By Claire West
A new small claims track has today (Monday) been introduced to the Patents County Court (PCC), which will speed up the court process and make it cheaper and easier, particularly for small and medium sized businesses, to protect their intellectual property (IP) rights.
The small claims track will provide copyright, trade mark and unregistered design holders the option of pursuing basic IP disputes through an informal hearing, without legal representation.
This is expected to reduce significantly the cost of pursuing IP infringement cases. Claims allocated to the small claims track will be subject to cost restrictions of £5,000 or less to ensure they are proportionate to what is at stake.
Welcoming the announcement, Business Minister Michael Fallon said:
“Small firms, whose intellectual property has been infringed, will have today a simpler and easier way to take their cases forward, by writing direct to the judge and setting out the issues.
“Lower legal costs will make it easier for entrepreneurs to protect their creative ideas where they had previously struggled to access justice in what could often be an expensive progress. A smarter and cheaper process is good for business and helping businesses make the most of their intellectual property is good for the economy.”
The introduction of the PCC small claims track is the latest addition to a catalogue of important reforms that the Government has driven through to simplify and streamline court procedures. Changes already introduced include a cap on damages and a limit on legal costs. Both measures have reduced the cost and complexity of legal action for businesses.

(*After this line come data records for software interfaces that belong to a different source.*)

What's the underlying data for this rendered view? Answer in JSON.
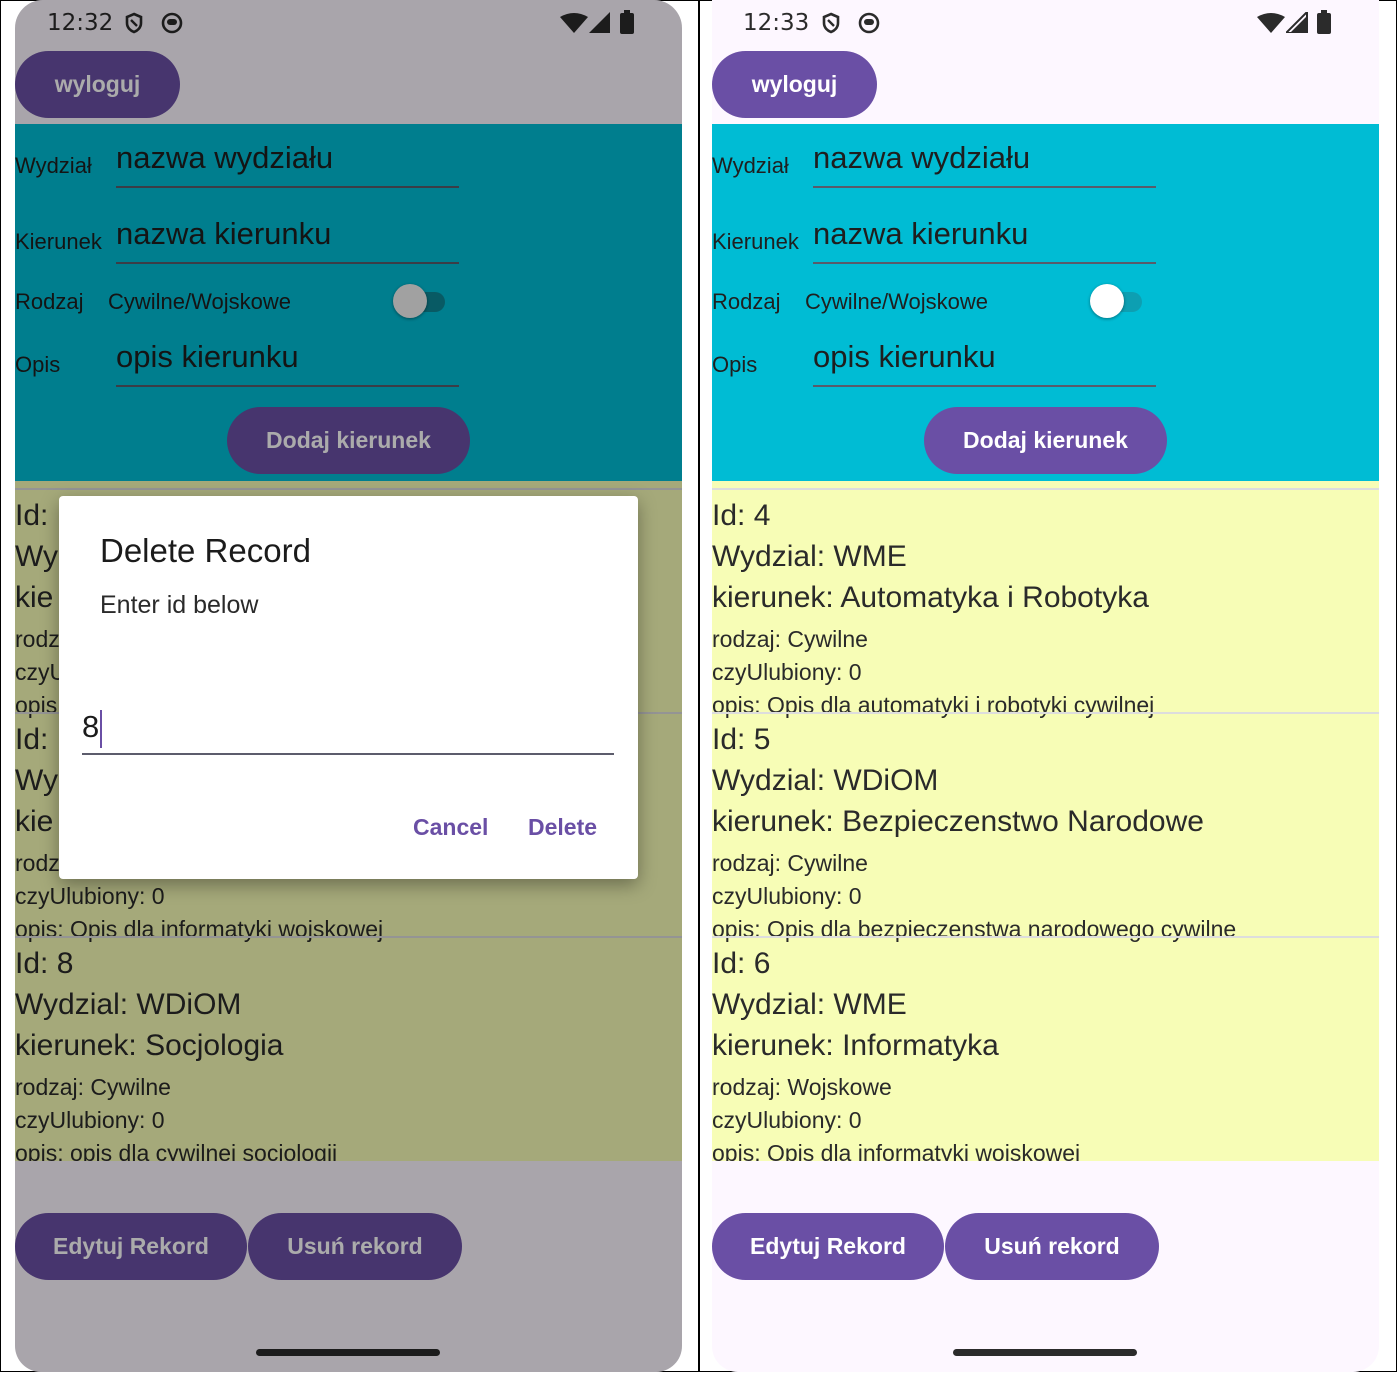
{
  "left_screen": {
    "status": {
      "time": "12:32"
    },
    "logout_label": "wyloguj",
    "form": {
      "faculty_label": "Wydział",
      "faculty_placeholder": "nazwa wydziału",
      "major_label": "Kierunek",
      "major_placeholder": "nazwa kierunku",
      "type_label": "Rodzaj",
      "type_switch_label": "Cywilne/Wojskowe",
      "type_switch_on": false,
      "desc_label": "Opis",
      "desc_placeholder": "opis kierunku",
      "add_button": "Dodaj kierunek"
    },
    "records": [
      {
        "id": "Id: ",
        "faculty": "Wy",
        "major": "kie",
        "type": "rodz",
        "fav": "czyU",
        "desc": "opis"
      },
      {
        "id": "Id: ",
        "faculty": "Wy",
        "major": "kie",
        "type": "rodz",
        "fav": "czyUlubiony: 0",
        "desc": "opis: Opis dla informatyki wojskowej"
      },
      {
        "id": "Id: 8",
        "faculty": "Wydzial: WDiOM",
        "major": "kierunek: Socjologia",
        "type": "rodzaj: Cywilne",
        "fav": "czyUlubiony: 0",
        "desc": "opis: opis dla cywilnej socjologii"
      }
    ],
    "edit_button": "Edytuj Rekord",
    "delete_button": "Usuń rekord",
    "dialog": {
      "title": "Delete Record",
      "message": "Enter id below",
      "input_value": "8",
      "cancel": "Cancel",
      "delete": "Delete"
    }
  },
  "right_screen": {
    "status": {
      "time": "12:33"
    },
    "logout_label": "wyloguj",
    "form": {
      "faculty_label": "Wydział",
      "faculty_placeholder": "nazwa wydziału",
      "major_label": "Kierunek",
      "major_placeholder": "nazwa kierunku",
      "type_label": "Rodzaj",
      "type_switch_label": "Cywilne/Wojskowe",
      "type_switch_on": false,
      "desc_label": "Opis",
      "desc_placeholder": "opis kierunku",
      "add_button": "Dodaj kierunek"
    },
    "records": [
      {
        "id": "Id: 4",
        "faculty": "Wydzial: WME",
        "major": "kierunek: Automatyka i Robotyka",
        "type": "rodzaj: Cywilne",
        "fav": "czyUlubiony: 0",
        "desc": "opis: Opis dla automatyki i robotyki cywilnej"
      },
      {
        "id": "Id: 5",
        "faculty": "Wydzial: WDiOM",
        "major": "kierunek: Bezpieczenstwo Narodowe",
        "type": "rodzaj: Cywilne",
        "fav": "czyUlubiony: 0",
        "desc": "opis: Opis dla bezpieczenstwa narodowego cywilne"
      },
      {
        "id": "Id: 6",
        "faculty": "Wydzial: WME",
        "major": "kierunek: Informatyka",
        "type": "rodzaj: Wojskowe",
        "fav": "czyUlubiony: 0",
        "desc": "opis: Opis dla informatyki wojskowej"
      }
    ],
    "edit_button": "Edytuj Rekord",
    "delete_button": "Usuń rekord"
  },
  "colors": {
    "primary": "#6a4fa5",
    "form_bg": "#00bcd4",
    "list_bg": "#f7fdb6",
    "screen_bg": "#fdf7ff"
  },
  "icons": [
    "shield-icon",
    "robot-face-icon",
    "wifi-icon",
    "signal-icon",
    "battery-icon"
  ]
}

In addition to today’s changes, the Intellectual Property Office (IPO) provides numerous alternatives to court action for resolving IP disputes, including hearings before an IPO tribunal, or using the IPO’s mediation services. It recommends that legal action is only taken as a last resort.